  5. A surprising map of where the world’s atheists live, Washington Post By Max Fisher and Caitlin Dewey May 23, 2013
  6. Shang, A.; Huwiler, K.; Nartey, L.; Jüni, P.; Egger, M. (2007). "Placebo-controlled trials of Chinese herbal medicine and conventional medicine comparative study". International Journal of Epidemiology. 36 (5): 1086–92. doi:10.1093/ije/dym119. PMID 17602184.
  7. China passes first law on traditional Chinese medicine (TCM). WebMD China (December 28, 2016).
  8. WHO Endorses Traditional Chinese Medicine. Expect Deaths To Rise by Steven Salzberg, Forbes magazine
  9. WHO Endorses Traditional Chinese Medicine. Expect Deaths To Rise by Steven Salzberg, Forbes magazine
  10. Korotenko, Ada; Alikina, Natalia [Ада Коротенко, Наталия Аликина] (2002). Советская психиатрия: Заблуждения и умысел [Soviet psychiatry: fallacies and wilfulness] (in Russian). Kiev: Издательство «Сфера» [Publishing house "Sphere"]. ISBN 978-966-7841-36-2.
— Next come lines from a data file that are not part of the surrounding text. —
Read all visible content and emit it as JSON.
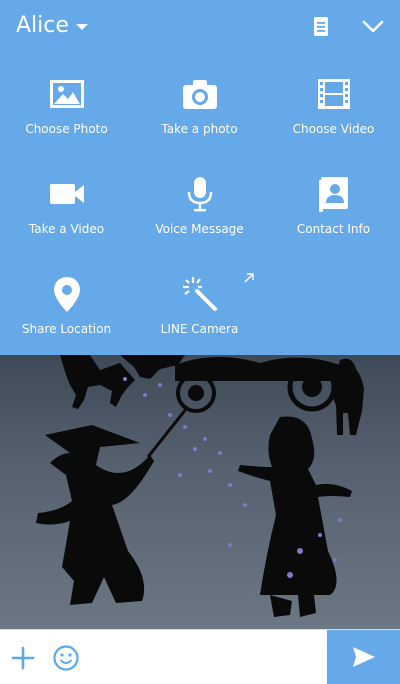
{
  "colors": {
    "panel": "#65a9e9",
    "icon": "#ffffff",
    "input_icons": "#5ba8ec",
    "send_button": "#65a9e9"
  },
  "header": {
    "contact_name": "Alice",
    "icons": [
      "chevron-down-icon",
      "note-icon",
      "collapse-icon"
    ]
  },
  "attachments": [
    {
      "label": "Choose Photo",
      "icon": "image-icon"
    },
    {
      "label": "Take a photo",
      "icon": "camera-icon"
    },
    {
      "label": "Choose Video",
      "icon": "film-icon"
    },
    {
      "label": "Take a Video",
      "icon": "video-camera-icon"
    },
    {
      "label": "Voice Message",
      "icon": "microphone-icon"
    },
    {
      "label": "Contact Info",
      "icon": "contact-card-icon"
    },
    {
      "label": "Share Location",
      "icon": "location-pin-icon"
    },
    {
      "label": "LINE Camera",
      "icon": "magic-wand-icon"
    }
  ],
  "input_bar": {
    "message_value": "",
    "icons": [
      "plus-icon",
      "emoji-icon",
      "send-icon"
    ]
  }
}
  11. The Cry of the New Martyrs - Psychiatric “Treatment” of Christians
  12. World and Its Peoples: Eastern and Southern Asia. Marshall Cavendish. Retrieved on 2011-03-05. “North Korea is officially an atheist state in which almost the entire population is nonreligious.” 
  13. "Aid agencies row over North Korea health care system", BBC News, 10 July 2010. 
  14. The Cry of the New Martyrs - Psychiatric “Treatment” of Christians
  15. Father Arseny 1893-1973 Priest, Prisoner, Spiritual Father. Introduction pg. vi - 1. St Vladimir's Seminary Press ISBN 0-88141-180-9
  16. Lyudmila Alexeyeva, History of dissident movement in the USSR, Memorial society, in Russian
  17. A.Ginzbourg, "Only one year", "Index" Magazine, in Russian
  18. The Washington Post Anti-Communist Priest Gheorghe Calciu-Dumitreasa By Patricia Sullivan Washington Post Staff Writer Sunday, November 26, 2006; Page C09 http://www.washingtonpost.com/wp-dyn/content/article/2006/11/25/AR2006112500783.html
  19. Korotenko, Ada; Alikina, Natalia [Ада Коротенко, Наталия Аликина] (2002). Советская психиатрия: Заблуждения и умысел [Soviet psychiatry: fallacies and wilfulness] (in Russian). Kiev: Издательство «Сфера» [Publishing house "Sphere"]. ISBN 978-966-7841-36-2.
  20. The Superiority of Christian Hospitals by JORDAN J. BALLOR • August 17, 2010, Acton Institute website
  21. Christian Apologist: 10 Reasons for the Fall of Atheism by Gary Habermas
  22. https://www.cbsnews.com/8301-504763_162-20014770-10391704.html
  23. Survey: Most doctors believe in God, afterlife
  24. Atheist doctors must come out of the closet by David Mann, MD
  25. Christian Apologist: 10 Reasons for the Fall of Atheism by Gary Habermas
  26. Study: Cancer Patients with Strong Religious or Spiritual Beliefs Report Better Health, American Cancer Society
  27. Survey on physicians’ religious beliefs shows majority faithful , University of Chicago Chronicle
  28. Chinese cannibalism of infant flesh outrages the world, Washington Times, 2014